While working on my vRealize Automation 8 project, I wanted to let users specify how large a VM's system drive should be and have vRA apply that without any further user intervention. For instance, if the template has a 60GB C: drive and the user specifies that they want it to be 80GB, vRA will embiggen the new VM's VMDK to 80GB and then expand the guest file system to fill up the new free space.
I've written in the past about the Linux setup I've been using on my Pixel Slate. My Slate's keyboard stopped working over the weekend, though, and there don't seem to be any replacements (either Google or Brydge) to be found. And then I saw that Walmart had the 64GB Lenovo Chromebook Duet temporarily marked down to a mere $200 - just slightly more than the Slate's keyboard originally cost. So I jumped on that deal, and the little Chromeblet showed up today.
I was pretty excited to get WSL2 and Docker working on my Windows 10 1909 laptop a few weeks ago, but I quickly encountered a problem: WSL2 had no network connectivity when connected to my work VPN.
Well, that's not entirely true; Docker worked just fine, but nothing else could talk to anything outside of the WSL environment.

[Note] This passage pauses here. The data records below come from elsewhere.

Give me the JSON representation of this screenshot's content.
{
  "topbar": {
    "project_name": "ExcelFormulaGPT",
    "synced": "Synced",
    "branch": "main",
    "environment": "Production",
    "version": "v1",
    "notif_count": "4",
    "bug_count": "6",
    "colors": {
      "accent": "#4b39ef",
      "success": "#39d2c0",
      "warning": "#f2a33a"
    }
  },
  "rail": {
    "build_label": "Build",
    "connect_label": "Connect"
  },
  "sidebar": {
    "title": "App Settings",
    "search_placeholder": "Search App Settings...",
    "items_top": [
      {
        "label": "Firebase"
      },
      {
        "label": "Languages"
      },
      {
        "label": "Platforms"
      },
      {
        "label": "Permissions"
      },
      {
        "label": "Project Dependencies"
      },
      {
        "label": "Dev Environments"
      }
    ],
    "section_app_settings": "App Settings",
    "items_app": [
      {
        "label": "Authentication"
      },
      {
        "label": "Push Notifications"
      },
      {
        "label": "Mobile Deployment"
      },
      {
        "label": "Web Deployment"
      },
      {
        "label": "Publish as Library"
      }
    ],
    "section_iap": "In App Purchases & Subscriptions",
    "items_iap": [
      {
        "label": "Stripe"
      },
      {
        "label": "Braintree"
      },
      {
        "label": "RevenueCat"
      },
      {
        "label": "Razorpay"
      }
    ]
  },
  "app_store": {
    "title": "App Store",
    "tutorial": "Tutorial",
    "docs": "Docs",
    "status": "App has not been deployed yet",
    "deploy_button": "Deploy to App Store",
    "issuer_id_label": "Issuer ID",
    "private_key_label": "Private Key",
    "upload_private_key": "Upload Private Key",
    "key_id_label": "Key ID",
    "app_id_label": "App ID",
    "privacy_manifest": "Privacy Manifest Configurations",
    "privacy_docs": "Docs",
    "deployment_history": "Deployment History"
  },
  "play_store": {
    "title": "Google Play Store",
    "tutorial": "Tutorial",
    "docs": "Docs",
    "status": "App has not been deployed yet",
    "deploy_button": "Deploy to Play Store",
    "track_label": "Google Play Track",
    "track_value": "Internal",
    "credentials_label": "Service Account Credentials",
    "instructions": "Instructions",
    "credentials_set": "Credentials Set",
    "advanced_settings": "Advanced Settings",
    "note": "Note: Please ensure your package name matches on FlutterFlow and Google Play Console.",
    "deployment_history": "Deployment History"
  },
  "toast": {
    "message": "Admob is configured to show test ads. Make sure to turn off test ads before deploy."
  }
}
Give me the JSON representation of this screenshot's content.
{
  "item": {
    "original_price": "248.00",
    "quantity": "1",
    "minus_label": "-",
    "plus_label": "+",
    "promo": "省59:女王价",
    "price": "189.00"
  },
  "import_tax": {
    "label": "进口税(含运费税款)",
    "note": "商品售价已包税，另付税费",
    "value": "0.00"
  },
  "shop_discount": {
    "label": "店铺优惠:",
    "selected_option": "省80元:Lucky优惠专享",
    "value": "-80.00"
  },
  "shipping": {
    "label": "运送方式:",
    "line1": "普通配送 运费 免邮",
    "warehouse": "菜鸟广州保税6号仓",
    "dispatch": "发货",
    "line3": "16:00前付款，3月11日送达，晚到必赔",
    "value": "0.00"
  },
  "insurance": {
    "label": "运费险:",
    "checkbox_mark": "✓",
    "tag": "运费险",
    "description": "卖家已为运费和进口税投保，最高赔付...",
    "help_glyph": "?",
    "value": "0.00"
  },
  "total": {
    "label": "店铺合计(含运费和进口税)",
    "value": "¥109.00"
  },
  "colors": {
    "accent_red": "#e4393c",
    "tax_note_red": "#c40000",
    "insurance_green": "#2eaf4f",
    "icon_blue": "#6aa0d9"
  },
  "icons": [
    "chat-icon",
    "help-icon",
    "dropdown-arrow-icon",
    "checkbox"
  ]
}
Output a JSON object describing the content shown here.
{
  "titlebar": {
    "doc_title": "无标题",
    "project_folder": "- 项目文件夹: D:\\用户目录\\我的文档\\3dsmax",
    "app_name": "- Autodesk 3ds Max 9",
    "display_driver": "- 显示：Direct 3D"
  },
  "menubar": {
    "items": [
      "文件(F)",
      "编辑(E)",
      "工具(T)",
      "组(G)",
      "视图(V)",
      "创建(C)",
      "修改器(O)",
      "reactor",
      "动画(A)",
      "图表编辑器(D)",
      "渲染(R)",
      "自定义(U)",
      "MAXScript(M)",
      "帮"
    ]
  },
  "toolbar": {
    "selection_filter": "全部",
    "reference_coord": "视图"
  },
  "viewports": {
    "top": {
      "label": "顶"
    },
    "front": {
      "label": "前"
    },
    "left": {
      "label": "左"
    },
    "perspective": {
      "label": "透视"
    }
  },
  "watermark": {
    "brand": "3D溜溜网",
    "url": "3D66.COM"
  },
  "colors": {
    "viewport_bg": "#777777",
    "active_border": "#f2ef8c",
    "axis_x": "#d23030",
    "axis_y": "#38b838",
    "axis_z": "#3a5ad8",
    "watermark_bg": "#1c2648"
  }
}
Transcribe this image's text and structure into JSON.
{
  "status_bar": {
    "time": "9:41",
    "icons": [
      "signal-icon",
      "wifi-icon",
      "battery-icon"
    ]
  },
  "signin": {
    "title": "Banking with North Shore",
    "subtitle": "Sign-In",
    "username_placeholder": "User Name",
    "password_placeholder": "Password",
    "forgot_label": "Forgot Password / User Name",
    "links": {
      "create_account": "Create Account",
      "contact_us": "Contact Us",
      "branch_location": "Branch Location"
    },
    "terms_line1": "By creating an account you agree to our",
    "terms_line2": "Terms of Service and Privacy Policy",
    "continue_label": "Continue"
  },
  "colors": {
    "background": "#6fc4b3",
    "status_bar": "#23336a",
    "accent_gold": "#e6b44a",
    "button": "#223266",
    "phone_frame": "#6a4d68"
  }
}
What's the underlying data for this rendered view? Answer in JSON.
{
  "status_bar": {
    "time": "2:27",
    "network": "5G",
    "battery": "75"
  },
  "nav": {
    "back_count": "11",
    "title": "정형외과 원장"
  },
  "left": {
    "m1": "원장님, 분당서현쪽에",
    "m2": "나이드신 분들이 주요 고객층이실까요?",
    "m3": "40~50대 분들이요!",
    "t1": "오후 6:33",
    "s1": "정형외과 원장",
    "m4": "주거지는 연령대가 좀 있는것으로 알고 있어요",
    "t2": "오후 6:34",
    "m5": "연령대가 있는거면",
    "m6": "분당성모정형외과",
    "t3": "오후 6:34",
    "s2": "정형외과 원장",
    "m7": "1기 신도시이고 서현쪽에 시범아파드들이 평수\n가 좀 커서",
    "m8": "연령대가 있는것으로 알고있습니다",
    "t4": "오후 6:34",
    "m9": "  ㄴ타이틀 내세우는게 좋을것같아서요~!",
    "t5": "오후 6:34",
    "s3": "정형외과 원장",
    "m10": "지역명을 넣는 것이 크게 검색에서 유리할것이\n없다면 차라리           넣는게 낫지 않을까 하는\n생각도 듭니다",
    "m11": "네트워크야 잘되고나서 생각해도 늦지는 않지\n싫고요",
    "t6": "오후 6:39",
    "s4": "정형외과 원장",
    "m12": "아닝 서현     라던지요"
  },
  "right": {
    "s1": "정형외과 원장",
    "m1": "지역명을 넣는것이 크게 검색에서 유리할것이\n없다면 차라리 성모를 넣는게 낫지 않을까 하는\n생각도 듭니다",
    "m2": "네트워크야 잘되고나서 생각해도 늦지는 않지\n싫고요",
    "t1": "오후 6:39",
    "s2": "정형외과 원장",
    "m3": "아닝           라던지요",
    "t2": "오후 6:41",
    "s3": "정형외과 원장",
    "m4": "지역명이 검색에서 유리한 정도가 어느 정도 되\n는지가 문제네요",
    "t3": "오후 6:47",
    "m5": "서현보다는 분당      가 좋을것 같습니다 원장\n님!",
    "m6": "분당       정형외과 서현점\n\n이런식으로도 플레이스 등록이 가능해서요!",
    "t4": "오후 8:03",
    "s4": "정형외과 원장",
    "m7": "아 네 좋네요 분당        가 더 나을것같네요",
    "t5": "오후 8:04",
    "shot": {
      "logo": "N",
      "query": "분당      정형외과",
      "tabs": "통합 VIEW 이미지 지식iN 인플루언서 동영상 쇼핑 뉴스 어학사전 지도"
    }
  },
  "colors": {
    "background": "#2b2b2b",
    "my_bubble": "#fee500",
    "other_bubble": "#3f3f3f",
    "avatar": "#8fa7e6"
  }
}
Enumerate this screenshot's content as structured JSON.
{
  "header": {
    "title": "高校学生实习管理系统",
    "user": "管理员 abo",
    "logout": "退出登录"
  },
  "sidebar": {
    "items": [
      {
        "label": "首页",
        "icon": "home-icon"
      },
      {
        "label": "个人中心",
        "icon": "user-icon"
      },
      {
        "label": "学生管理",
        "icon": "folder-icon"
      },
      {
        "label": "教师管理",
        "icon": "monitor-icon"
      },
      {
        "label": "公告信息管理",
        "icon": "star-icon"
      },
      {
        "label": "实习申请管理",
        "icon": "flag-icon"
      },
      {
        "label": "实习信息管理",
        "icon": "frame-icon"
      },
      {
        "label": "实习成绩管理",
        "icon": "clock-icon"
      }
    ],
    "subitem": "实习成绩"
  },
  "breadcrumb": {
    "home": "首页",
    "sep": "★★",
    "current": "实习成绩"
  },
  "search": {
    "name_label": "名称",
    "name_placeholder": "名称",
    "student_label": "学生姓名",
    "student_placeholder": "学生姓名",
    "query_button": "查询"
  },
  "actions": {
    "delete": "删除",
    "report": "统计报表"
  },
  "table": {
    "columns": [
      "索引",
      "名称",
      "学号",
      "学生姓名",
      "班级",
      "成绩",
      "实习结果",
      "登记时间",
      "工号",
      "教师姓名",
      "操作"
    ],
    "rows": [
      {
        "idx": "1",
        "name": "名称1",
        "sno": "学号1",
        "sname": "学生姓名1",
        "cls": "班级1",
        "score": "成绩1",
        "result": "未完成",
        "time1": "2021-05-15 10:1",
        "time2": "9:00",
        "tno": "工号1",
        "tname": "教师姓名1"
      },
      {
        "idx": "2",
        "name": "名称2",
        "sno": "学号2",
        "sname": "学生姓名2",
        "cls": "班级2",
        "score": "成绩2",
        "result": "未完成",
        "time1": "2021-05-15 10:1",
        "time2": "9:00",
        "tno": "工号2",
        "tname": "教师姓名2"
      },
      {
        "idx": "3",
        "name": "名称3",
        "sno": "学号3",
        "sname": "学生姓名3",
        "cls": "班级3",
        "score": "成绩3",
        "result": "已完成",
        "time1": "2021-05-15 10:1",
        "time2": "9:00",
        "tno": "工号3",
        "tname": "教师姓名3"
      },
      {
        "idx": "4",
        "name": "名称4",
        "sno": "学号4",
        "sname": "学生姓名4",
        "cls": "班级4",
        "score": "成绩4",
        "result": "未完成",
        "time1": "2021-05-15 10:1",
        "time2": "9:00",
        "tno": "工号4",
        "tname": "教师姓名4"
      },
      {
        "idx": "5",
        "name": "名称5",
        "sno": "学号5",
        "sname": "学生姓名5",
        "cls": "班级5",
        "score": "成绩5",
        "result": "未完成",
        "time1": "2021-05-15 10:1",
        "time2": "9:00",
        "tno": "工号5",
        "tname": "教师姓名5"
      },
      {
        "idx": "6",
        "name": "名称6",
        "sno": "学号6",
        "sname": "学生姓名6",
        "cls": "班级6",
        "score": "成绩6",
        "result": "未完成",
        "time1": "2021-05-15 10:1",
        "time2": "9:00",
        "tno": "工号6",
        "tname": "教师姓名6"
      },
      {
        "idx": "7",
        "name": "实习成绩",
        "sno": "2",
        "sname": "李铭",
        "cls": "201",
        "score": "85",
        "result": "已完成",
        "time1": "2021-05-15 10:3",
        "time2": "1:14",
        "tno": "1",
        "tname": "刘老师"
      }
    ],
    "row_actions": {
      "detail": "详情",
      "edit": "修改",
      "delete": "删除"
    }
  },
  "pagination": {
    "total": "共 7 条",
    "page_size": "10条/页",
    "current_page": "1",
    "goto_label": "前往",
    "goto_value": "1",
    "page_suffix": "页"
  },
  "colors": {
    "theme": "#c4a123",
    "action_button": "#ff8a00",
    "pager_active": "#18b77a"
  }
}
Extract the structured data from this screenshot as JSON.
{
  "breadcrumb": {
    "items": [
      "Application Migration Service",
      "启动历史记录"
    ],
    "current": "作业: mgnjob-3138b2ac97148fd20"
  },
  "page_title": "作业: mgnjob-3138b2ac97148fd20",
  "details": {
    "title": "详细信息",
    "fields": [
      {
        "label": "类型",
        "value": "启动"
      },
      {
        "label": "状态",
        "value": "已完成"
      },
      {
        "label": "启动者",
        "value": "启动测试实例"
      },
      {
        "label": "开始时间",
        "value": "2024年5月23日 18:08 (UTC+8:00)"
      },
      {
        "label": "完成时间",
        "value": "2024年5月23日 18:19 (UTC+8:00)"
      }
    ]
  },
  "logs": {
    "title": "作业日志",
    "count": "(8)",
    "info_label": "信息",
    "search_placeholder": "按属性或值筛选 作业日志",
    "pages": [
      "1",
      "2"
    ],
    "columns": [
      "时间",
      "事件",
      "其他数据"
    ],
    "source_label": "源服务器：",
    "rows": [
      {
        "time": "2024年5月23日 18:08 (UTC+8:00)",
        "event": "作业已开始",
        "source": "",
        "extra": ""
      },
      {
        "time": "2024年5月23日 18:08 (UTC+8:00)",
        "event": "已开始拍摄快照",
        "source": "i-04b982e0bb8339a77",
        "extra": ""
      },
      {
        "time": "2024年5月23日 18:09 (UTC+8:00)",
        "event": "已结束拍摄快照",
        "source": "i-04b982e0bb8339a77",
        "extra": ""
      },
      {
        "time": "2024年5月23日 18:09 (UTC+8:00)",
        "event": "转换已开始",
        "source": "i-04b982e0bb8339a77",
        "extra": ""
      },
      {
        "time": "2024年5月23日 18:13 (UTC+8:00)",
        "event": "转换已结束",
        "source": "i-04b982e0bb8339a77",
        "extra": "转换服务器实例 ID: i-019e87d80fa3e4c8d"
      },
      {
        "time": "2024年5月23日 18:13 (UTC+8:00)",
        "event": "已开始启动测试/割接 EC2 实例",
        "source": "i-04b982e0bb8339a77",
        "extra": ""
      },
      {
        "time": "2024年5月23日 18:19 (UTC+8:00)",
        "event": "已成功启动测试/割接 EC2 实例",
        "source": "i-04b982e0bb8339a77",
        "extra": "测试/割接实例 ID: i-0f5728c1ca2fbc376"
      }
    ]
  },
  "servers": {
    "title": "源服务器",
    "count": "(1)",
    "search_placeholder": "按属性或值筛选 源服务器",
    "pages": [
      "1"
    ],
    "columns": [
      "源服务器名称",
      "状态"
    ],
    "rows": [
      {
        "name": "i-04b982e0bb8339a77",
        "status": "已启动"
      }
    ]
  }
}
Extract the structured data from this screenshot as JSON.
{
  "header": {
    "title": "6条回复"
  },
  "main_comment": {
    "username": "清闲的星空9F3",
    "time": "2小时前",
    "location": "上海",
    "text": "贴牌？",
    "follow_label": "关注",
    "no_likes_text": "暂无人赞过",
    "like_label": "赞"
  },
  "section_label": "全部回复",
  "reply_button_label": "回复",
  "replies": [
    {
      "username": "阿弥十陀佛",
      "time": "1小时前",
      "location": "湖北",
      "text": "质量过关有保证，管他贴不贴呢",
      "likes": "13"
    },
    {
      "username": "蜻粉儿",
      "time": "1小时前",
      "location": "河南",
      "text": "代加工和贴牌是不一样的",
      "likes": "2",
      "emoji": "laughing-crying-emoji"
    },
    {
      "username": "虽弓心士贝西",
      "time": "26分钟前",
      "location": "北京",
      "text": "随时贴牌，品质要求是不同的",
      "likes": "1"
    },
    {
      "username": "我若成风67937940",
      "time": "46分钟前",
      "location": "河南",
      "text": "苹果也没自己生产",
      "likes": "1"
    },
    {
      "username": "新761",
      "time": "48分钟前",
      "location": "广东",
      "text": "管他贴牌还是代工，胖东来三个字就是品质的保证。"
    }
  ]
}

I found a few open issues for this problem in the WSL2 Github with suggested workarounds including modifying Windows registry entries, adjusting the metrics assigned to various virtual network interfaces within Windows, and manually setting DNS servers in /etc/resolv.
I've got an Ender 3 Pro 3D printer, a Raspberry Pi 4, and a Pixel Slate. I can't interface directly with the printer over USB from the Slate (plus having to be physically connected to things is like so lame) so I installed Octoprint on the Raspberry Pi and connected that to the printer's USB interface. This gave me a pretty web interface for controlling the printer - but it's only accessible over the local network.
I found myself with a sudden need for parsing a Linux server's logs to figure out which host(s) had been slamming it with an unexpected burst of traffic. Sure, there are proper log analysis tools out there which would undoubtedly make short work of this but none of those were installed on this hardened system. So this is what I came up with.
Find IP-ish strings This will get you all occurrences of things which look vaguely like IPv4 addresses:
A friend mentioned the BitWarden password manager to me yesterday and I had to confess that I'd never heard of it. I started researching it and was impressed by what I found: it's free, open-source, feature-packed, fully cross-platform (with Windows/Linux/MacOS desktop clients, Android/iOS mobile apps, and browser extensions for Chrome/Firefox/Opera/Safari/Edge/etc), and even offers a self-hosted option.
I wanted to try out the self-hosted setup, and I discovered that the official distribution works beautifully on an n1-standard-1 1-vCPU Google Compute Engine instance - but that would cost me an estimated $25/mo to run after my free Google Cloud Platform trial runs out.